American car designer and former Le Mans champion Caroll Shelby (Damon) recruits his old friend and driver Ken Miles (Bale) to help build a Ford racecar to challenge Ferrari at the 24 Hours of Le Mans in 1966.
Any decent racing movie obviously needs great racing set-pieces, and Le Mans ’66 has them by the truckload. Through a combination of clever camera work, sharp editing and crunchy sound design, James Mangold lets you experience being behind the wheel with the drivers. You feel every screech, jolt and turn of the cars as they whip around corners at breakneck speed. The sequences are genuinely exhilarating and demand a platform on the big screen.
The real heart of the story comes from the charming love-hate relationship between Shelby and Miles. The pair are almost always on the verge of beating on each other, which comes to fruition in some entertaining ways. However, the two also respect and admire one another. Christian Bale leans fully into the wackiness of Miles. His accent seems to do a few laps of the midlands, traversing from thick Brummie to sounding like Wallace as he screams for a cup of tea as he skids into the pit stop. He’s very over the top, but it’s never to the detriment of his character. But I would suggest the plaudits should go to Matt Damon, who is continually grappling with inner turmoil while trying to mediate everyone else’s happiness. He is jovial and charismatic, while also managing to sell the moments of real emotion that the film stretches for in its climax.
What’s perhaps most impressive is how accessible the film is. Even as someone who knows nothing about cars or motorsports, throughout the film, I was fully engaged. It embraces the technical aspects of the endeavour without ever being bogged down in them. The film is also a lot funnier than you might expect. Ken’s interactions with the corporate heads of Ford, played by a suitably snotty Josh Lucas, were comical. While Tracy Letts’ Henry Ford II getting more than he bargained for, when he agrees to take a test ride in the race car, was wildly amusing.
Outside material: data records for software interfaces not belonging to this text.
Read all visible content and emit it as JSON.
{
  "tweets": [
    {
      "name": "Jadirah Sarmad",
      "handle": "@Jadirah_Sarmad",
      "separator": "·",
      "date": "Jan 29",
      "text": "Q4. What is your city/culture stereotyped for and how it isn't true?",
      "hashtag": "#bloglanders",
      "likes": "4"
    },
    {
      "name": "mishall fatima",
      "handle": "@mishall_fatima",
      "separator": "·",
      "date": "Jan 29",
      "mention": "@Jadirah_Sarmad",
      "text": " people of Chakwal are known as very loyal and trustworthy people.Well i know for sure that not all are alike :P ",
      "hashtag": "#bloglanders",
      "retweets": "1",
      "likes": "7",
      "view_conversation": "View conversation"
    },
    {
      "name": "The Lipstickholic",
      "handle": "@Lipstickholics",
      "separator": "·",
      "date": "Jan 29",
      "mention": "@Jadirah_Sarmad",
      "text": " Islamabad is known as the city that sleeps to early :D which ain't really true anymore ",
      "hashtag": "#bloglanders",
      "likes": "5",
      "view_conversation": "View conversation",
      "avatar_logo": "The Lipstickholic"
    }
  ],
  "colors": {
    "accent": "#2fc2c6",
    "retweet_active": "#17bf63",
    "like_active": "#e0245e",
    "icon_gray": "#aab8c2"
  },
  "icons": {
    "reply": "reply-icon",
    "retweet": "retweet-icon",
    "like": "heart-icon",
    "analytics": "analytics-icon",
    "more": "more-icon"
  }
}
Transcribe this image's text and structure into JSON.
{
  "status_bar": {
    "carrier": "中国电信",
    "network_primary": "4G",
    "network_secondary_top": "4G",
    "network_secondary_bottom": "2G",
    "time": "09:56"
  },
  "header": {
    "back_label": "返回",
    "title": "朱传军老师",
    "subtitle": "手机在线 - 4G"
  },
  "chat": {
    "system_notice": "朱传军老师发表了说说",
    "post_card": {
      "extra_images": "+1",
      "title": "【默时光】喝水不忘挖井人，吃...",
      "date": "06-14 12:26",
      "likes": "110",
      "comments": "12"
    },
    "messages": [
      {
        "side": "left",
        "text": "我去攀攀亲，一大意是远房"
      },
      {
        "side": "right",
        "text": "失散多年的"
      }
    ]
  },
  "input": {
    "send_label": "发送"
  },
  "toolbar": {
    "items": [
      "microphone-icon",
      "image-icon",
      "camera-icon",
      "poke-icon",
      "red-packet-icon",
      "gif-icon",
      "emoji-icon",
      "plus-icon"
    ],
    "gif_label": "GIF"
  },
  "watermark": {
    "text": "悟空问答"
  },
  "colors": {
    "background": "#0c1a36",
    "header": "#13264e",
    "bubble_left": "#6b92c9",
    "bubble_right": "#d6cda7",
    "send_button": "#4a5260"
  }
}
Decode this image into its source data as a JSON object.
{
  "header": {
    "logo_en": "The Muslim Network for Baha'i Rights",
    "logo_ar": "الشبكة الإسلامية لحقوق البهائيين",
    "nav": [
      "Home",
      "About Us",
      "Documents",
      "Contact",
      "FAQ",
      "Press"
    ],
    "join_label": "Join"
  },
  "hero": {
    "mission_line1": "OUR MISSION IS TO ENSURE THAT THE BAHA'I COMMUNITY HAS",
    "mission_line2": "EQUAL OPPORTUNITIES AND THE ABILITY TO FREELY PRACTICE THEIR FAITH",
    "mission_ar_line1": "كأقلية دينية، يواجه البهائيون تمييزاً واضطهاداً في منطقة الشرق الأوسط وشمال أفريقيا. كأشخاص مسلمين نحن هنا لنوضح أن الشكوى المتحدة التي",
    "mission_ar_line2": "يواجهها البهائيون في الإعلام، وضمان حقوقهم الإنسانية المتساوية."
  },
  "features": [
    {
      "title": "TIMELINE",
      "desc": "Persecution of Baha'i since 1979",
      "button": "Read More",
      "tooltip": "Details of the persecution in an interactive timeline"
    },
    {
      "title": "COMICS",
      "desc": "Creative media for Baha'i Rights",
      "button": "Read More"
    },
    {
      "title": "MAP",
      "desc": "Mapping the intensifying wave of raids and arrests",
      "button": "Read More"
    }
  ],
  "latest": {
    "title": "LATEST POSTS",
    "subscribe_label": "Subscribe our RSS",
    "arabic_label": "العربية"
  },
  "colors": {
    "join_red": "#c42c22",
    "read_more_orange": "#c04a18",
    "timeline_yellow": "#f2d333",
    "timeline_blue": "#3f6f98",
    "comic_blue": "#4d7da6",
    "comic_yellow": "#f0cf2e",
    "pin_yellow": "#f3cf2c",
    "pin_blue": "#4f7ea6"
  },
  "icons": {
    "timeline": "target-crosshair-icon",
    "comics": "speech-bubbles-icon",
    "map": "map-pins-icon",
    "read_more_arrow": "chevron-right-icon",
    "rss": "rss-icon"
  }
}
This film is designed to play well to a crowd, and it certainly did in my packed out, Friday night screening.
My only complaint is a minor one. There’s a thread about the ‘out of body experience’ achieved at ‘7’000 revs’, which is an interesting idea that gets lost in the shuffle of exciting moments. The film flirts with the concept a few times but never gives it the in-depth exploration it needs to stick the landing. But the film deserves credit for attempting to tackle broader themes, and its presentation of corporate greed and interference, which seems purposefully reminiscent of the Disney / Fox merger, are handled well.
Le Mans ’66 is a thoroughly entertaining film. Technically well made, with plenty of humour and tension throughout. This film will be ‘Your Dad’s favourite movie of 2019’, in the best possible way.